Two weeks ago, I traveled from my home in north Florida to visit my parents who live in the center part of the state. For the northern portion of my trip (the Tallahassee to Ocala leg), I have two main routes to choose from. The southern portion of my trip from Ocala to my parents' home near Lake Wales is the same no matter which northern route I choose.
However, for the northern portion, my choices are either to go east on Interstate 10 and then pick up Interstate 75 near Lake City to go south, or to take U.S. 27 to Chiefland and then pick up Alternate 27 to Ocala. The Interstate route is slightly faster for this part of my journey. But if I go that route, I find the Interstate 10 portion of the trip is terminally boring and the Interstate 75 leg between Gainesville and Ocala is extremely congested and downright frightening.
So normally I choose to drive the U.S. 27/Alt. 27 route. The last 50 miles along Alt. 27 portion of this route runs between Chiefland and Ocala and is very picturesque. Ocala is a major center for horse farms of all kinds, but particularly for thoroughbreds. Until recently, that portion of the drive was a two lane road and often very slow if you were stuck behind a horse trailer. But recently, it was widened to a four lane divided highway which surprisingly has not diminished its scenic quality.
What has changed vastly is the section of my route from Ocala south.

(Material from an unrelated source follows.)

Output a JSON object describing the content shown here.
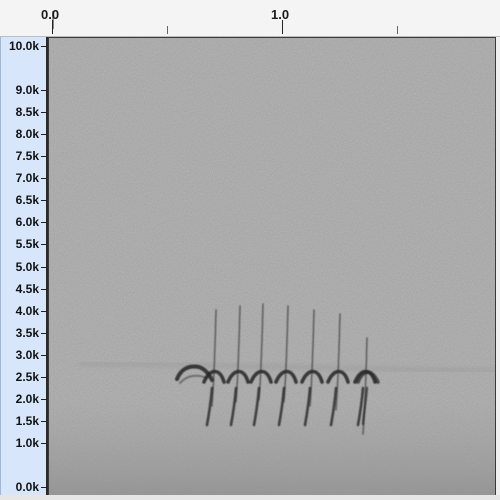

This portion is about a 90 mile trip, and has been under a major development boom. Ocala and the surrounding area have grown tremendously in recent years with retiree oriented developments, such as the Villages.
Twenty six miles south of Ocala, I hop onto the Florida turnpike for about 14 miles and get off just north of Minneola. Minneola and Clermont, just to the south, were once the heart of the citrus industry two decades ago. This portion of Florida is along the spine of the state and is very hilly with numerous lakes in between the hills. There is a high hill in Clermont where the Florida Citrus Tower was built for tourists to take an elevator to the top and view the miles and miles of groves that once were in all directions. I used to look forward to this portion of my drive.

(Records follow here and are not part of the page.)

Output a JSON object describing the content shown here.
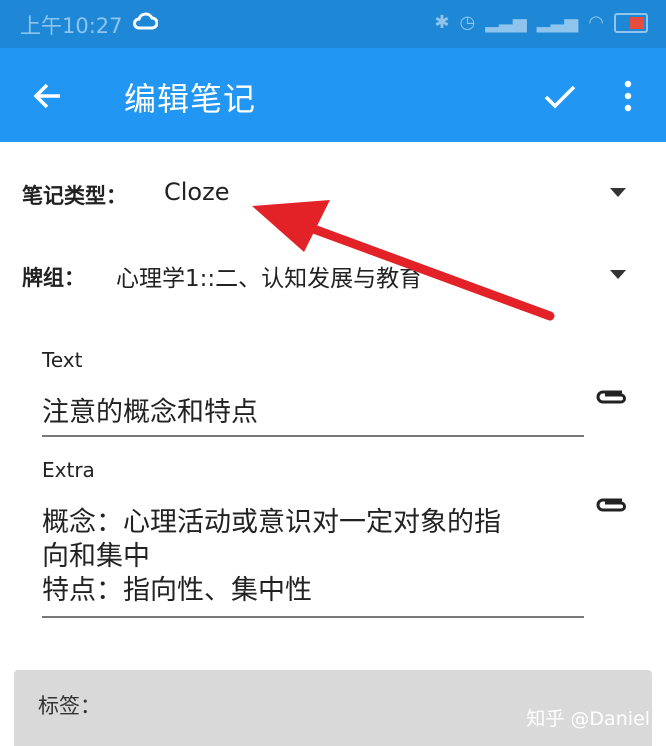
{
  "status_bar": {
    "time": "上午10:27",
    "icons": [
      "cloud-icon",
      "bluetooth-icon",
      "alarm-icon",
      "signal-icon",
      "signal-icon",
      "wifi-icon",
      "battery-icon"
    ]
  },
  "app_bar": {
    "title": "编辑笔记",
    "back_icon": "arrow-left-icon",
    "confirm_icon": "check-icon",
    "more_icon": "more-vert-icon"
  },
  "note_type": {
    "label": "笔记类型：",
    "value": "Cloze"
  },
  "deck": {
    "label": "牌组：",
    "value": "心理学1::二、认知发展与教育"
  },
  "fields": [
    {
      "label": "Text",
      "value": "注意的概念和特点"
    },
    {
      "label": "Extra",
      "value": "概念：心理活动或意识对一定对象的指\n向和集中\n特点：指向性、集中性"
    }
  ],
  "tags": {
    "label": "标签："
  },
  "watermark": "知乎 @Daniel",
  "colors": {
    "app_bar": "#2196f3",
    "status_bar": "#1e88d6",
    "annotation_arrow": "#e32227"
  }
}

No more. The groves are now all gone. What once was a beautiful sea of deep dark green groves is now being rapidly replaced with generic subdivisions. I can remember when I would forward to seeing the shearing of the trees in the fall and watch for the budding out the next spring. Now I see uninspired housing developments.
Each time I make this drive, the push for development has moved further and further south. And because of this, as I drive south on U.S. 27, the trip becomes more and more arduous. Concrete trucks are everywhere. Landmarks that I once knew to help me identify my location along my way are no longer there. Suddenly the entire corridor has become non-descript and I have no way of identifying where I am along it. The traffic has become unbearable and the roads are torn up from the construction equipment.
The lush dark green citrus groves of central Florida have disappeared and have been replaced with anywhere USA. It is the future of all of Florida. It is progress and it is sad.